When I look at the New Labour years, what strikes me as vital is political economy. Blair was not an unsuccessful Prime Minister, but he was an unsuccessful Labour Prime Minister. Deeply attracted to fashionable nonsense (the weightless economy anyone?), the Blairite government fully accepted and accelerated the Thatcherite settlement, only moderating it through supply-side driven investment in public services. There was an easy association with wealth, privilege and a celebration of inequality, though only on 'merit' of course. And it did this at the very moment when Labour had the power and popular approval to challenge, revise and lead the country away from the prevailing neo-liberal consensus.

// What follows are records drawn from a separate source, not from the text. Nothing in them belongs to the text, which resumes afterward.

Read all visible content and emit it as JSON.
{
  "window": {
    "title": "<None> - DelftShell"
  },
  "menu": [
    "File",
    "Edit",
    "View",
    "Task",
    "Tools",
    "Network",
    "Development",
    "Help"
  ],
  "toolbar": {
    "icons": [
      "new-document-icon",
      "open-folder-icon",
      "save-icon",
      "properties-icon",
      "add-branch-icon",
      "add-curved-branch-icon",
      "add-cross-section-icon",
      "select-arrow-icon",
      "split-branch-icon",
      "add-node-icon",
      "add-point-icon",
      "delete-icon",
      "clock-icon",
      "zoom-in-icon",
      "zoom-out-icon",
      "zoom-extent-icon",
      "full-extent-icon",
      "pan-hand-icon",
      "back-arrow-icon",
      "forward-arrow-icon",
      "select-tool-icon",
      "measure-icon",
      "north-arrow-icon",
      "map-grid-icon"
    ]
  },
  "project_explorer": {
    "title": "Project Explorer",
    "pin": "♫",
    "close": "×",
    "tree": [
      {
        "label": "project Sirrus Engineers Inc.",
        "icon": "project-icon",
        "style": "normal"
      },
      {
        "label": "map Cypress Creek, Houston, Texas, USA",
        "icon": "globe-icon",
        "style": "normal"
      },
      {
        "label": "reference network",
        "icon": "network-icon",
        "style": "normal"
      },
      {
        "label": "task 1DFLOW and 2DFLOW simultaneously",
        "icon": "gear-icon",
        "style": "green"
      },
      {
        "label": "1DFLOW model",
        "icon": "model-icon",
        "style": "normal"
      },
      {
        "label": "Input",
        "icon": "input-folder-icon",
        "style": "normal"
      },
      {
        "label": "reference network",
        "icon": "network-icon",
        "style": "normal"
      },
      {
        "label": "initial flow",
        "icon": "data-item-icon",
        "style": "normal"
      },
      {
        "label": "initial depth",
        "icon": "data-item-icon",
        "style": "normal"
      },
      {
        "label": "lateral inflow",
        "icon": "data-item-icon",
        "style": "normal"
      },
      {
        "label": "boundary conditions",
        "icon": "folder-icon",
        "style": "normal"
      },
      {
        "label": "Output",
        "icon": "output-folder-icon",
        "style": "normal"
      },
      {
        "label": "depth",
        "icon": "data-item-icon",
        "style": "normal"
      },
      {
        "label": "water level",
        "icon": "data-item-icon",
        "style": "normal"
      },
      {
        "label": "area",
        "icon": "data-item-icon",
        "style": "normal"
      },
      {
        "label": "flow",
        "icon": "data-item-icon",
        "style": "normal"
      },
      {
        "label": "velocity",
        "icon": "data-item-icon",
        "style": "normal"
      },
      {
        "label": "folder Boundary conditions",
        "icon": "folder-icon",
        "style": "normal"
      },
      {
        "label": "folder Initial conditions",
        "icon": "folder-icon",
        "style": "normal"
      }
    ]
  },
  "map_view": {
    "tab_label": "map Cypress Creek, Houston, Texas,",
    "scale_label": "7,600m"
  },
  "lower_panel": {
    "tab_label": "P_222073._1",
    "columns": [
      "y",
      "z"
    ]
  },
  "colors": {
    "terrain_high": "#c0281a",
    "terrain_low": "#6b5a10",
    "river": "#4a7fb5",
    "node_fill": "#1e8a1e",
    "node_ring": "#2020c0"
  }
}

And all this leads to the scenes at the port. For us Europeans this isn't desperation or starvation, it isn't the hunger, disease, shortened and blighted lives of the slums of the developing world, nor is it the brutal racism directed presently against the Roma across our continent. It is a feeling of unease that things could and should be better, a nagging worry about the future, a sense of injustice at the immunity of the rich from the sacrifices now being imposed through economic austerity programmes. Lost potential, lost lives, curtailed dreams seem to be an ever present reality. Stories that highlight individual tragedies are sprinkled amongst general unease.

And when Labour bought into the political economy of Thatcherism they made themselves complicit in all this. This is the legacy awaiting the new leadership, only now they have to challenge a coalition government that Blair seems only too comfortable with. We will have to wait and see, but, like Paulie, I am not hopeful.

Tuesday, September 07, 2010

Wednesday, September 01, 2010

A tale of two newspapers

In the Israel/Palestine conflict there appears to be a choice between victory for one side or the other or a settlement. The only problem is that victory is neither possible nor desirable. Israel cannot and will not be obliterated and the Palestinians will not and cannot have their right to self-determination denied. So the real choice is between a continued, corrosive blood-letting or a deal that will transcend the conflict and create a new reality, giving the opportunity for peace.

So where are you most likely to find an argument for continued struggle? The Guardian of course where this article, in a piece of psychic punditry, announces in advance the failure of the coming peace talks, or, if by any chance an agreement does emerge, that it must of necessity prove to be a disaster.

The Jerusalem Post, meanwhile, provides another platform for the practical optimism of Gershon Baskin of ICIPRI who argues that, "Failure to reach an agreement would be a crime against both peoples".

In the meantime, the current enemies of just such an agreement, in the same way as their earlier counterparts did, have announced their opposition.


O Autumn, laden with fruit, and stain'd
With the blood of the grape, pass not, but sit
Beneath my shady roof; there thou may'st rest,
And tune thy jolly voice to my fresh pipe,
And all the daughters of the year shall dance!
Sing now the lusty song of fruits and flowers.

'The narrow bud opens her beauties to
The sun, and love runs in her thrilling veins;
Blossoms hang round the brows of Morning, and
Flourish down the bright cheek of modest Eve,
Till clust'ring Summer breaks forth into singing,
And feather'd clouds strew flowers round her head.

'The spirits of the air live in the smells
Of fruit; and Joy, with pinions light, roves round
The gardens, or sits singing in the trees.'
Thus sang the jolly Autumn as he sat,
Then rose, girded himself, and o'er the bleak
Hills fled from our sight; but left his golden load.

William Blake - To Autumn - 1783

I have never been here in September before and I will see most of the month out until I return to the UK. Already there is a sense of Autumn, the mornings and evenings are cooler and though still warm, the heat has a softer quality to it. Despite my ignorance and lack of stewardship, thin branches are bending under the weight of fruit. The village is noticeably quieter, many summer visitors have gone and it is absolutely gorgeous. As the loudspeaker on the hawker's van calls out, 'κρεμμύδια και πατάτες έχω', I have an overwhelming sense of my own good fortune and privilege. What could be better than to be here, now, on a September day?